WORK TO BE COMPLETED
Given the listing that follows, report all lines in which the string "phân" occurs.

PROVIDED DATA
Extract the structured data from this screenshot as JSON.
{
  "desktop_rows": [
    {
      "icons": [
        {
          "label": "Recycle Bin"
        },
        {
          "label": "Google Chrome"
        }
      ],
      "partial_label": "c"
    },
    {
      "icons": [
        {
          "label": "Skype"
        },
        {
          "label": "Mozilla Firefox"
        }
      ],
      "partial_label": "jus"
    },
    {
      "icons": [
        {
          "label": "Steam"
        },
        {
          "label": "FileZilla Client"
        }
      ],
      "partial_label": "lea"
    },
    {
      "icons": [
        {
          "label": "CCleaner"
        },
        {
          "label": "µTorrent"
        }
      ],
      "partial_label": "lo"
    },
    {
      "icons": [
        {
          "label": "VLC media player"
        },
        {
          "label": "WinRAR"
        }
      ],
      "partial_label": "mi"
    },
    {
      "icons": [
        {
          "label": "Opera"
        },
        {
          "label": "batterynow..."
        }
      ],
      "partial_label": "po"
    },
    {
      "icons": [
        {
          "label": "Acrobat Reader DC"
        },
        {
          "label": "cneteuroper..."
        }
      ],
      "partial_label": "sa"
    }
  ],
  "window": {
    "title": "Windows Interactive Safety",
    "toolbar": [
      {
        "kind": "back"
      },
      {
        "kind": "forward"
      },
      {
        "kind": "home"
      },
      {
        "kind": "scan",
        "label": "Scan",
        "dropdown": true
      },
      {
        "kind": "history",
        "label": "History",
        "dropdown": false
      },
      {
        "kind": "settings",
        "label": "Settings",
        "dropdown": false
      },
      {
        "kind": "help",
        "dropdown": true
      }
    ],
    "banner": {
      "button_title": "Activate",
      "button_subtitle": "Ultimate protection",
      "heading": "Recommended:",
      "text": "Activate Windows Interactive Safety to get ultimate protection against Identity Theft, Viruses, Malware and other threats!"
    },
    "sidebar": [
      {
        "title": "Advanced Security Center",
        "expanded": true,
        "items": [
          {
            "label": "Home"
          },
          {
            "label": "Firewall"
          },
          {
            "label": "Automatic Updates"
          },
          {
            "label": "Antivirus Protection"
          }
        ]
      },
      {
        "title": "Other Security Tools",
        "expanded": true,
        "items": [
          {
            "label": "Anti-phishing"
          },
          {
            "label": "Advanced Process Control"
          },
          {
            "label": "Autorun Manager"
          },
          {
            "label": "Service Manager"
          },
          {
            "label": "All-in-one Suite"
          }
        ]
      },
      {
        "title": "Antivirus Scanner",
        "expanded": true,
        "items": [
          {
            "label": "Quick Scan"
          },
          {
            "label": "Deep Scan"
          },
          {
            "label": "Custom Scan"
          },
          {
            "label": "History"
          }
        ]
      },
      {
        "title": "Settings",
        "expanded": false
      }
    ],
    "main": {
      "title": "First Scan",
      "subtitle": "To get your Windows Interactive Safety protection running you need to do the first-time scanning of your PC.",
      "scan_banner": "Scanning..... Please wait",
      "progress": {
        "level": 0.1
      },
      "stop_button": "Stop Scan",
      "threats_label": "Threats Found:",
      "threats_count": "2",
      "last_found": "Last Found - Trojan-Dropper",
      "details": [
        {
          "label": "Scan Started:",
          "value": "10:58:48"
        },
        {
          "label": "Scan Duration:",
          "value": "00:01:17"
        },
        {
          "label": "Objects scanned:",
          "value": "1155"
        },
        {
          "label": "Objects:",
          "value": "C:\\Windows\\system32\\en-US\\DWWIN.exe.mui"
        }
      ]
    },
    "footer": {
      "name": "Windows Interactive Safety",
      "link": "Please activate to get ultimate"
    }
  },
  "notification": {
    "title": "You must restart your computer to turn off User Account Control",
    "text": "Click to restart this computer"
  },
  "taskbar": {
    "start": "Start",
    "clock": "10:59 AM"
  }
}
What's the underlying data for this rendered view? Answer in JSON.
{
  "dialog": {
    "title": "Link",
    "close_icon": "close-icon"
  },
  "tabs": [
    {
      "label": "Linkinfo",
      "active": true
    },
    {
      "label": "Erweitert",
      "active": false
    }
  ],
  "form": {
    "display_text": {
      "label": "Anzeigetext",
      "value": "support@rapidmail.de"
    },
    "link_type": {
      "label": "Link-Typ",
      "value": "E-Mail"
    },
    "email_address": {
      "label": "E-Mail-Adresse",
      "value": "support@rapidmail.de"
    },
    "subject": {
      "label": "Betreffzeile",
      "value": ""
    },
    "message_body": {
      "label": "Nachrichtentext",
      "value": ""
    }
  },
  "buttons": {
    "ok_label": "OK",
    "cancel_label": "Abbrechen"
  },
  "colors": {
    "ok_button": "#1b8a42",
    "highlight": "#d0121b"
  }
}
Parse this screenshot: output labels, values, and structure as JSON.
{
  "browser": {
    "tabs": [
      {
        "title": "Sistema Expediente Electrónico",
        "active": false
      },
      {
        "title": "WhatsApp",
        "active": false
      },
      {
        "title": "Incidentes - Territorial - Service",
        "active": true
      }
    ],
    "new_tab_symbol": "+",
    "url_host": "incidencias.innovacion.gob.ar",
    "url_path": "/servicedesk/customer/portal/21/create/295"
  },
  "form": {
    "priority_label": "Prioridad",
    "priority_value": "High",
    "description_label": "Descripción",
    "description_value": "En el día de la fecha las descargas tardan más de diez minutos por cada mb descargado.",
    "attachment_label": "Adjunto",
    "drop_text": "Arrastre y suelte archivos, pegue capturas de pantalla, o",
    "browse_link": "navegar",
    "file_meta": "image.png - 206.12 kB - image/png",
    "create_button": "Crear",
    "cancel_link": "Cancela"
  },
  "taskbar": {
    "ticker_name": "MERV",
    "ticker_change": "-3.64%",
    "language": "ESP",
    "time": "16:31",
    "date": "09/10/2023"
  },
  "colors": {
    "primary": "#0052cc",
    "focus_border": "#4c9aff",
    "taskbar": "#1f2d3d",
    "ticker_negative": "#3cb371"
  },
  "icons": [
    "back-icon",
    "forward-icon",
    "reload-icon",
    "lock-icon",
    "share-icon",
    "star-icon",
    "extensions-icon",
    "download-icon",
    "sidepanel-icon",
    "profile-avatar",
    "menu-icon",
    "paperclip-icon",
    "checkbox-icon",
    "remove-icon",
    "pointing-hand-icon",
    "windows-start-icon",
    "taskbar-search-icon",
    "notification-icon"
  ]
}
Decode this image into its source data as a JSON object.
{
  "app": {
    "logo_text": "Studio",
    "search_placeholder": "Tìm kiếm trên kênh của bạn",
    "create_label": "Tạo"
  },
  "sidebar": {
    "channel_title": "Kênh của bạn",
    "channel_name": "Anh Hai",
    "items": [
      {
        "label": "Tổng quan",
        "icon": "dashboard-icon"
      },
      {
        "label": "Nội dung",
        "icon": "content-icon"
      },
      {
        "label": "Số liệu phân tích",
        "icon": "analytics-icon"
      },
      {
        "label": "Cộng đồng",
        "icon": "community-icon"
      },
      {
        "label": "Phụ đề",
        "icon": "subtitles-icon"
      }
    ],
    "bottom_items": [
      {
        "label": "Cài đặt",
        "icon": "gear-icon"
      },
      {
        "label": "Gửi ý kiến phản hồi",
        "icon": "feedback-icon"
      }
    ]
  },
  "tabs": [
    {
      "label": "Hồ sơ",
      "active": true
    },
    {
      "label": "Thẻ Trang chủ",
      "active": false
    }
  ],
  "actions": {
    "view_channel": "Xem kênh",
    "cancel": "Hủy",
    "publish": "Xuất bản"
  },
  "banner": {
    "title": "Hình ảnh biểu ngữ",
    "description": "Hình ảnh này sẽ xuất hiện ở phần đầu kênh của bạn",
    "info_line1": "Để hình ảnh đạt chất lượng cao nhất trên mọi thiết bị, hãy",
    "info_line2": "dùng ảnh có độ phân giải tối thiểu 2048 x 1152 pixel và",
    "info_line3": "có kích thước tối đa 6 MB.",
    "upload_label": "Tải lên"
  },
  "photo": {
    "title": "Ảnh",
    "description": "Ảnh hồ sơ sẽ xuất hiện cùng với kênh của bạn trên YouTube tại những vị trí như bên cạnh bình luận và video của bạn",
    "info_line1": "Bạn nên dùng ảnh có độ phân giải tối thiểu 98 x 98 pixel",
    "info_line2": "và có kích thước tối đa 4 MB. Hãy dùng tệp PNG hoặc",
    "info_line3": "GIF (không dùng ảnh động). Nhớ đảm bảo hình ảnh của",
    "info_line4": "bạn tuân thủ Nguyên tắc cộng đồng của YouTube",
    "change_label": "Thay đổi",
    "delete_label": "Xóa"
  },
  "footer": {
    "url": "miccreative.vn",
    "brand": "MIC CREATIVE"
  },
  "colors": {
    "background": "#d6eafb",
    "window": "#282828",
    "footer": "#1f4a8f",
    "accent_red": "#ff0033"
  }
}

ANSWER AREA
        "label": "Số liệu phân tích",
    "info_line2": "dùng ảnh có độ phân giải tối thiểu 2048 x 1152 pixel và",
    "info_line1": "Bạn nên dùng ảnh có độ phân giải tối thiểu 98 x 98 pixel",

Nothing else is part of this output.